* _WHAT IS EXPECTED_
Search the records below for "shortcut"; copy each line that has it.

* _DATA_
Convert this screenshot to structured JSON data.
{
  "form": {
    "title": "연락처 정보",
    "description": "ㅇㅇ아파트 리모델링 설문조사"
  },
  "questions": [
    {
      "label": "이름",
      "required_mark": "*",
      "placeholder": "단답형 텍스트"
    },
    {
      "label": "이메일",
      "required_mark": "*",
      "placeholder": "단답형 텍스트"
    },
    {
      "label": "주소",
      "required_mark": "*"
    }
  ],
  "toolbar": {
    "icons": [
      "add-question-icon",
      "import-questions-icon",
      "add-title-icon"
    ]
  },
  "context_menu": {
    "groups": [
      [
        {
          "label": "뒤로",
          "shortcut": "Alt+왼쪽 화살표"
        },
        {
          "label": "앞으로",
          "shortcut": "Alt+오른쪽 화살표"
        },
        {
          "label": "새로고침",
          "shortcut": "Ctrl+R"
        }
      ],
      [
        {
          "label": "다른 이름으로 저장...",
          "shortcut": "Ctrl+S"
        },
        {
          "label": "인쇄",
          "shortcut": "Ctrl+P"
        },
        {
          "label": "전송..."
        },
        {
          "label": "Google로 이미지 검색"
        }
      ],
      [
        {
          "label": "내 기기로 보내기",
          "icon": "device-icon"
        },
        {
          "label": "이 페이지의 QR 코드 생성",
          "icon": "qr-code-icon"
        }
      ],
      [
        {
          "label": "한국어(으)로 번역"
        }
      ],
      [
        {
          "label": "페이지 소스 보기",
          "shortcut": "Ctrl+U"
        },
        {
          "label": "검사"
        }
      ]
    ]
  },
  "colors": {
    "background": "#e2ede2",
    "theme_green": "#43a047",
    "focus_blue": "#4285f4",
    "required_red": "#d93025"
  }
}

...

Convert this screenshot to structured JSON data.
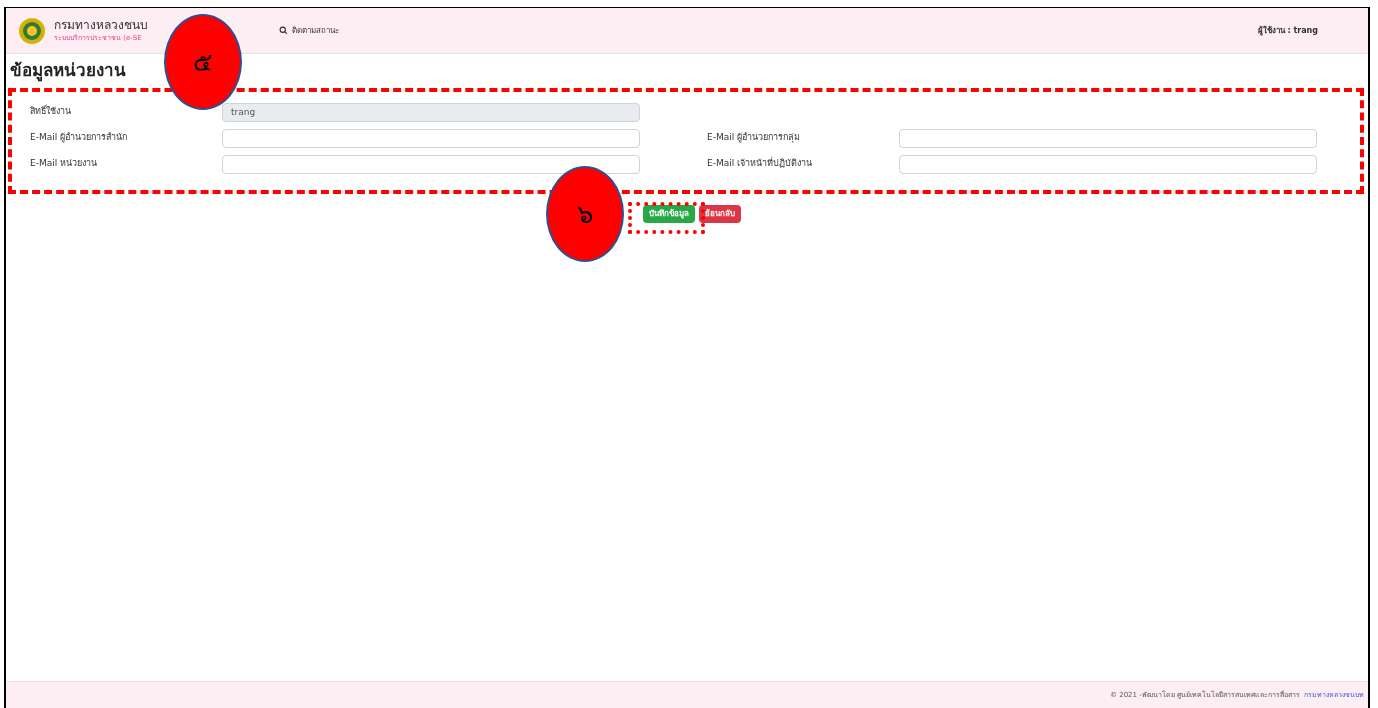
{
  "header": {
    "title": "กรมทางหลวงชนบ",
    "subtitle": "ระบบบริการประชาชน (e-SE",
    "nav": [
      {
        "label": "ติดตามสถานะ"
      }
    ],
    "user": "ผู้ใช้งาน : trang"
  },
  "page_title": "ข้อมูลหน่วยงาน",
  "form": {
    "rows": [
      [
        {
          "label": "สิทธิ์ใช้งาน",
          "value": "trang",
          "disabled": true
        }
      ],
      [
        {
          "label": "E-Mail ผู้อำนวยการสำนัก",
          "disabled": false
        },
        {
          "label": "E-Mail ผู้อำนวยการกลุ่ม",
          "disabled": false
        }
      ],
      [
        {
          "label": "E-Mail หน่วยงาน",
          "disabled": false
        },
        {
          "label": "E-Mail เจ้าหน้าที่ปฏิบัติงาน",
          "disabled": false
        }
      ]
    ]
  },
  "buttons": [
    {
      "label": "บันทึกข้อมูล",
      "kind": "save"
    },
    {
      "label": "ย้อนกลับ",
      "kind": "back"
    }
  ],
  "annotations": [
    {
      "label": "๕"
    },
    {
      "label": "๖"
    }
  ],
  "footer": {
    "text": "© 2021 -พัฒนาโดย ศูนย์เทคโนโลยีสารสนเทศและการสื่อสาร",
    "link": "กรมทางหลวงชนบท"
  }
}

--

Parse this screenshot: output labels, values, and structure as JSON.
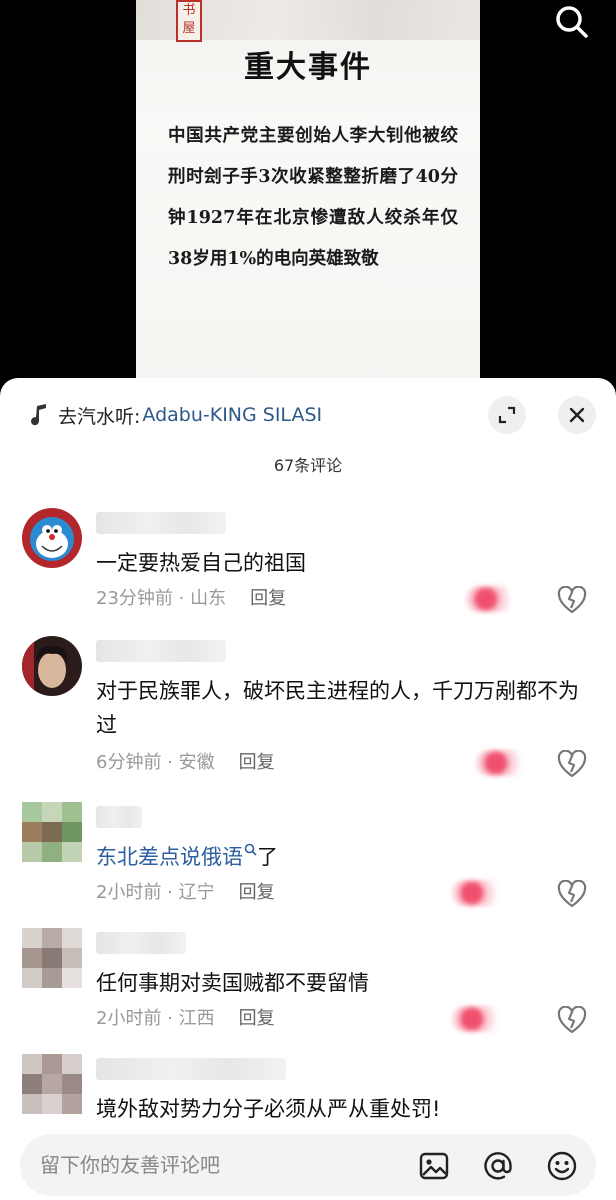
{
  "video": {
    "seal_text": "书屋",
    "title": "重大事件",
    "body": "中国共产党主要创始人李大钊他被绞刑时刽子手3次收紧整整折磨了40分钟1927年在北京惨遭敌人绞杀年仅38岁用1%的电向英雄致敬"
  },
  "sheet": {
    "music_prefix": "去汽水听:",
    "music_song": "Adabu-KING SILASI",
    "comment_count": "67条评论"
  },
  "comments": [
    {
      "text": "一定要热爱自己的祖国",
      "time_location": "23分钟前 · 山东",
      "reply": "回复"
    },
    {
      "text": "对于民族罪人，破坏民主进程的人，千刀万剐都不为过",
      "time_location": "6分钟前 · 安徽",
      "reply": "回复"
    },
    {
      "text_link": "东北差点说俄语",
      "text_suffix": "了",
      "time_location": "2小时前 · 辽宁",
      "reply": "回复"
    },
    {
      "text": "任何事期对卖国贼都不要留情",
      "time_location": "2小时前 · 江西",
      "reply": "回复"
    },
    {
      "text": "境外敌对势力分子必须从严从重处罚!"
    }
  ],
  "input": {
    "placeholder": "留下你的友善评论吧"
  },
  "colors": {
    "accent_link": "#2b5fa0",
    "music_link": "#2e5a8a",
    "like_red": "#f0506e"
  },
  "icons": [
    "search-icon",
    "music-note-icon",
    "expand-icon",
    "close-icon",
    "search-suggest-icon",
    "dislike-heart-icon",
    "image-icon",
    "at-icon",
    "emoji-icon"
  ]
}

* _YOUR RESPONSE_
          "shortcut": "Alt+왼쪽 화살표"
          "shortcut": "Alt+오른쪽 화살표"
          "shortcut": "Ctrl+R"
          "shortcut": "Ctrl+S"
          "shortcut": "Ctrl+P"
          "shortcut": "Ctrl+U"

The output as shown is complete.